GitHub for this mix of face image and seismic here
For the first time, EAGE organized a workshop about data sciences during its main annual event in Paris this year. We can measure the way done by the geoscientists for data science adoption in less than 2 or 3: our industry is going fast!
Remember, two or three years ago, very few data sciences papers were presented in conventions such as the EAGE, the SEG, the SPE or OTC and at this time, most of them were high level and philosophical papers about the 3 V and how our industry should embrace the Big Data (sorry for the authors of several exceptions to this rules!).
Even a year ago, most of the paper were marketing papers overselling the AI magic to geoscientists who are fan of physics and know that "correlation is not reason". This scarred me since the possibility of disappearing in an ultra deep through of disillusionment is real after a too high pick of expectation!
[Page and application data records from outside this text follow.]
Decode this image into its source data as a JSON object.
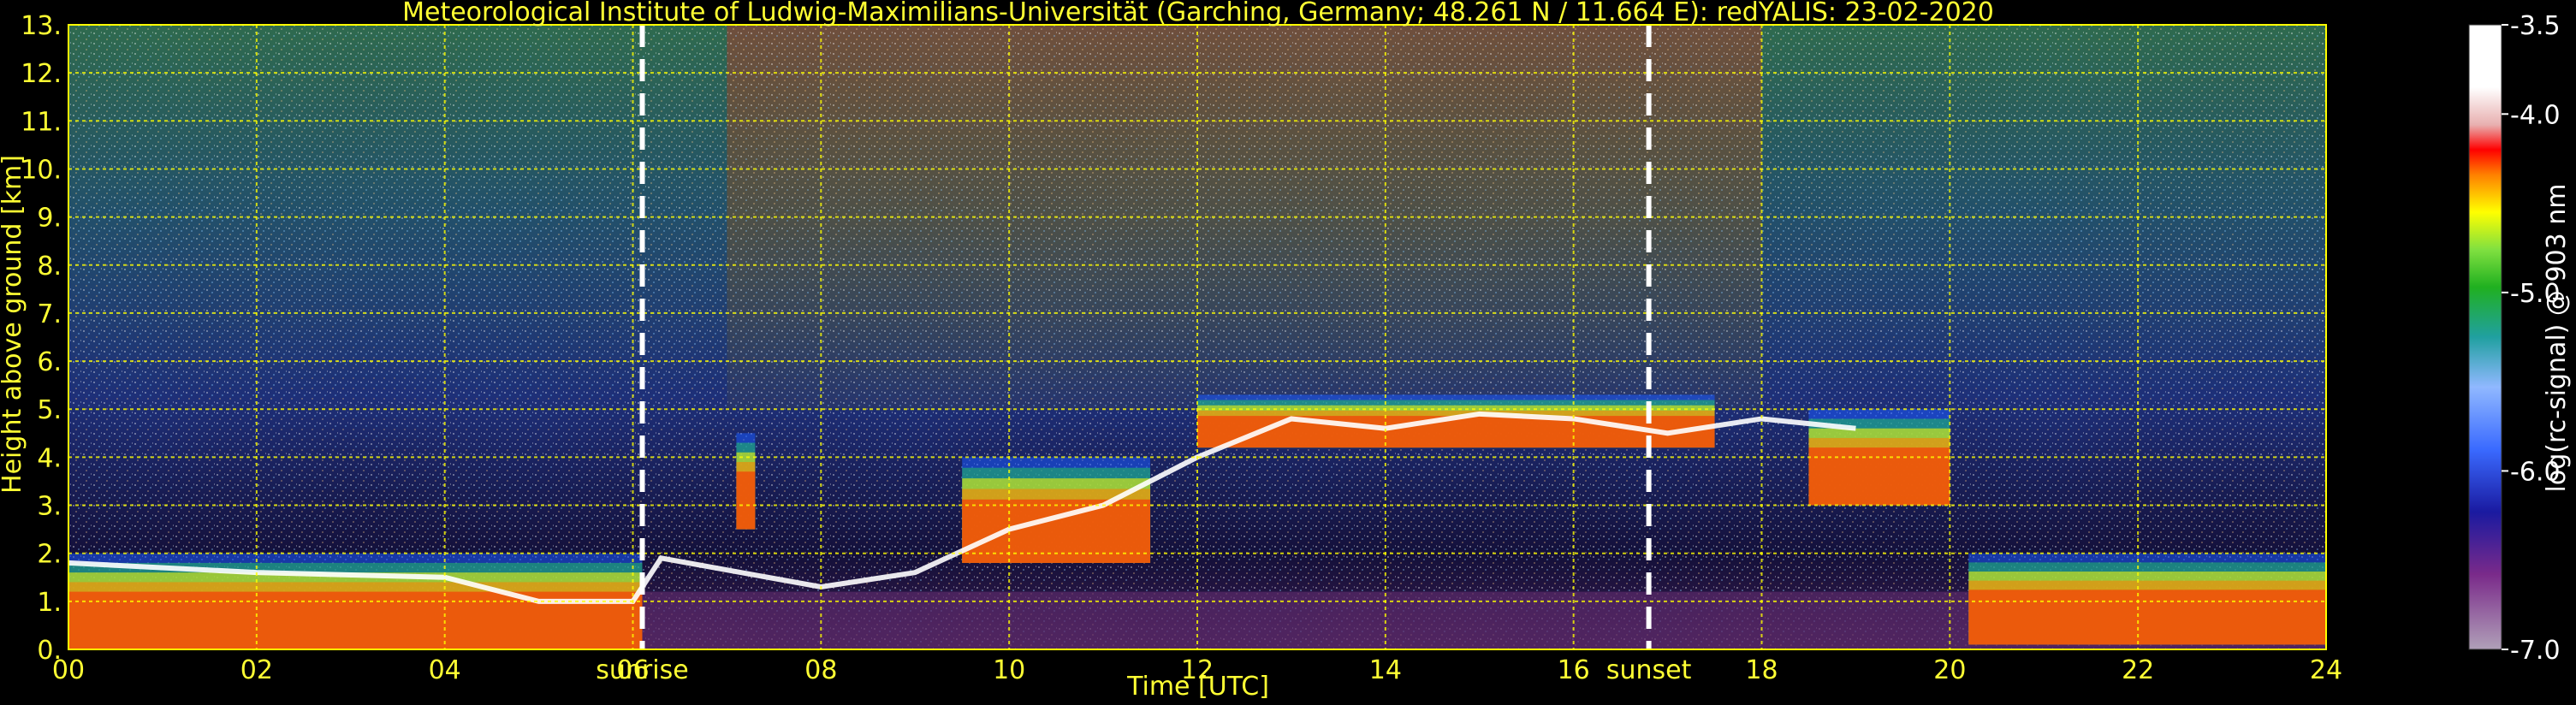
{
  "chart_data": {
    "type": "heatmap",
    "title": "Meteorological Institute of Ludwig-Maximilians-Universität (Garching, Germany; 48.261 N / 11.664 E):    redYALIS: 23-02-2020",
    "xlabel": "Time [UTC]",
    "ylabel": "Height above ground [km]",
    "xlim": [
      0,
      24
    ],
    "ylim": [
      0,
      13
    ],
    "x_ticks": [
      "00",
      "02",
      "04",
      "06",
      "08",
      "10",
      "12",
      "14",
      "16",
      "18",
      "20",
      "22",
      "24"
    ],
    "y_ticks": [
      "0.",
      "1.",
      "2.",
      "3.",
      "4.",
      "5.",
      "6.",
      "7.",
      "8.",
      "9.",
      "10.",
      "11.",
      "12.",
      "13."
    ],
    "grid": true,
    "annotations": [
      {
        "text": "sunrise",
        "x": 6.1
      },
      {
        "text": "sunset",
        "x": 16.8
      }
    ],
    "colorbar": {
      "label": "log(rc-signal) @ 903 nm",
      "range": [
        -7.0,
        -3.5
      ],
      "ticks": [
        "-3.5",
        "-4.0",
        "-5.0",
        "-6.0",
        "-7.0"
      ],
      "tick_values": [
        -3.5,
        -4.0,
        -5.0,
        -6.0,
        -7.0
      ]
    },
    "boundary_layer_top_km": [
      {
        "x": 0,
        "y": 1.8
      },
      {
        "x": 2,
        "y": 1.6
      },
      {
        "x": 4,
        "y": 1.5
      },
      {
        "x": 5,
        "y": 1.0
      },
      {
        "x": 6,
        "y": 1.0
      },
      {
        "x": 6.3,
        "y": 1.9
      },
      {
        "x": 8,
        "y": 1.3
      },
      {
        "x": 9,
        "y": 1.6
      },
      {
        "x": 10,
        "y": 2.5
      },
      {
        "x": 11,
        "y": 3.0
      },
      {
        "x": 12,
        "y": 4.0
      },
      {
        "x": 13,
        "y": 4.8
      },
      {
        "x": 14,
        "y": 4.6
      },
      {
        "x": 15,
        "y": 4.9
      },
      {
        "x": 16,
        "y": 4.8
      },
      {
        "x": 17,
        "y": 4.5
      },
      {
        "x": 18,
        "y": 4.8
      },
      {
        "x": 19,
        "y": 4.6
      }
    ],
    "cloud_layers": [
      {
        "x0": 0,
        "x1": 6.1,
        "y0": 0.0,
        "y1": 2.0
      },
      {
        "x0": 7.1,
        "x1": 7.3,
        "y0": 2.5,
        "y1": 4.5
      },
      {
        "x0": 9.5,
        "x1": 11.5,
        "y0": 1.8,
        "y1": 4.0
      },
      {
        "x0": 12.0,
        "x1": 17.5,
        "y0": 4.2,
        "y1": 5.3
      },
      {
        "x0": 18.5,
        "x1": 20.0,
        "y0": 3.0,
        "y1": 5.0
      },
      {
        "x0": 20.2,
        "x1": 24.0,
        "y0": 0.1,
        "y1": 2.0
      }
    ]
  }
}
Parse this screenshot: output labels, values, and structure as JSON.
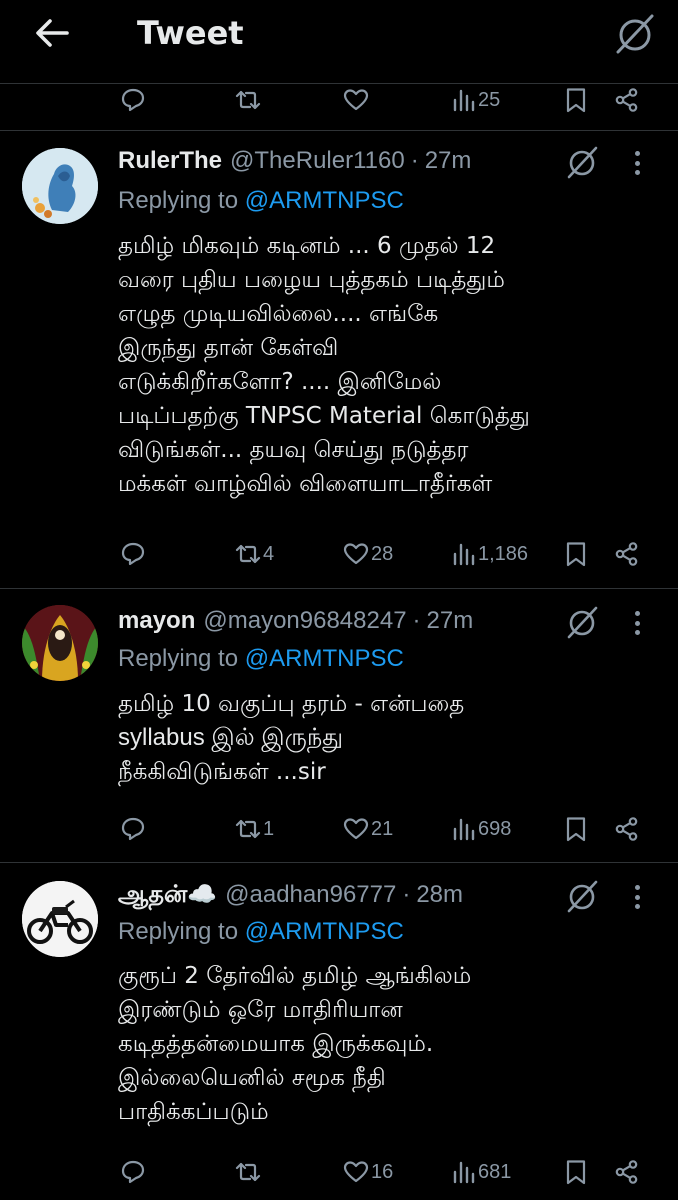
{
  "header": {
    "title": "Tweet",
    "back_icon": "arrow-left-icon",
    "mute_icon": "circle-slash-icon"
  },
  "top_actions": {
    "views": "25"
  },
  "tweets": [
    {
      "name": "RulerThe",
      "handle": "@TheRuler1160",
      "dot": "·",
      "time": "27m",
      "replying_label": "Replying to",
      "replying_to": "@ARMTNPSC",
      "lines": [
        "தமிழ் மிகவும் கடினம் ... 6 முதல் 12",
        "வரை புதிய பழைய புத்தகம் படித்தும்",
        "எழுத முடியவில்லை.... எங்கே",
        "இருந்து தான் கேள்வி",
        "எடுக்கிறீர்களோ? .... இனிமேல்",
        "படிப்பதற்கு TNPSC Material கொடுத்து",
        "விடுங்கள்... தயவு செய்து நடுத்தர",
        "மக்கள் வாழ்வில் விளையாடாதீர்கள்"
      ],
      "retweets": "4",
      "likes": "28",
      "views": "1,186"
    },
    {
      "name": "mayon",
      "handle": "@mayon96848247",
      "dot": "·",
      "time": "27m",
      "replying_label": "Replying to",
      "replying_to": "@ARMTNPSC",
      "lines": [
        "தமிழ் 10 வகுப்பு தரம் - என்பதை",
        "syllabus இல் இருந்து",
        "நீக்கிவிடுங்கள் ...sir"
      ],
      "retweets": "1",
      "likes": "21",
      "views": "698"
    },
    {
      "name": "ஆதன்☁️",
      "handle": "@aadhan96777",
      "dot": "·",
      "time": "28m",
      "replying_label": "Replying to",
      "replying_to": "@ARMTNPSC",
      "lines": [
        "குரூப் 2 தேர்வில் தமிழ் ஆங்கிலம்",
        "இரண்டும் ஒரே மாதிரியான",
        "கடிதத்தன்மையாக இருக்கவும்.",
        "இல்லையெனில் சமூக நீதி",
        "பாதிக்கப்படும்"
      ],
      "retweets": "",
      "likes": "16",
      "views": "681"
    }
  ],
  "colors": {
    "background": "#000000",
    "text": "#e7e9ea",
    "muted": "#8b98a5",
    "link": "#1d9bf0",
    "divider": "#2f3336"
  }
}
The number of EAGE workshop 01 papers was a first good news. The variety of real business cases presented illustrated pretty well that data science, AI and ML are now adopted by all the branches of geoscience from from seismic monitoring to seismic compression and storage going through remote sensing interpretation, log QC or interpretation.
The first keynote by Michel Lutz, TOTAL group Data Officer, illustrated pretty well how a large IOC is mobilizing the right technical and human resources to take advantage of the recently renewed AI techniques.
Teledetection using satellite or aerial images by ONERA and TOTAL
I appreciated a presentation and a poster done by A. Smith of Lunchelan and M. Wildig from Ovation Data who explained an experiment of seismic storage on Hadoop which didn't deliver the expected results. I consider we never publish enough on the things which does't work as well as expected. Sharing this type of information is more valuable that any speech on something which goes well.
In addition to the speeches, a good point is that the organizers have let some space and time for the posters. Poster are a good way of interaction btw the authors and the attendees for a real exchange of experience. I was obviously attracted by the poster named "The Unstructured Data Challenge in E&P" by Phoebe McMellon from Elsevier. She works on subjects very similar to ours with geofacets, we have to keep in touch!
So, could we say now that everything is perfect in a perfect world perfectly described and analyzed by machine learning?
The second keynote presented by Matt Hall from AgileScientific and available here was a perfect demonstration of the challenge we still have to face. According to Matt, we are just starting a "revolution" in geoscience. AI cannot just be considered as a new tool in the geoscientist tool box in addition to the physical equations we use to model the subsurface. AI is efficient today because it comes with Big Data and Big Data causes or must cause a real change of attitude for all of us.
These changes of attitude have been perfectly listed by the attendees in the word cloud below thanks to mentimeter, a presentation tool used by Matt which allows the audience to interact with the speaker:
Mentimeter word cloud captured by Matt during his keynote
As you can see in the middle of the graphic is "OPEN DATA" and not so far away is "OPEN SOURCE" and on my opinion, "OPEN INNOVTION" could have been added.
This illustrated that a lot of the attendees were ML practitioners and know that the learning models we build are efficient only if based on large amount of various data and experience sharing. OpenData, OpenSource and more generally experience sharing using new communication protocols are for them the natural ways to improve their solution and convince the geo-community AI works. This explains that most of the question to speakers were about accessing their data, API, source code ...
If the oil companies and main contractors go really in the direction of a more open environment in the next decade, Matt would have been right: We are at the beginning of a revolution.
PS1: I like this post about the EAGE workshop described above. Jesper Dramsch is a young and plenty of talents Geophysicist ᑎ Coder ᑎ Writer!
PS2: Matt view on the event is here . I guess I missed plenty of other posts on the same topic....
PS3: You missed the workshop but want to know more about the presentations: Just go to EarthDoc. Our abstract is accessible by clicking on the image below: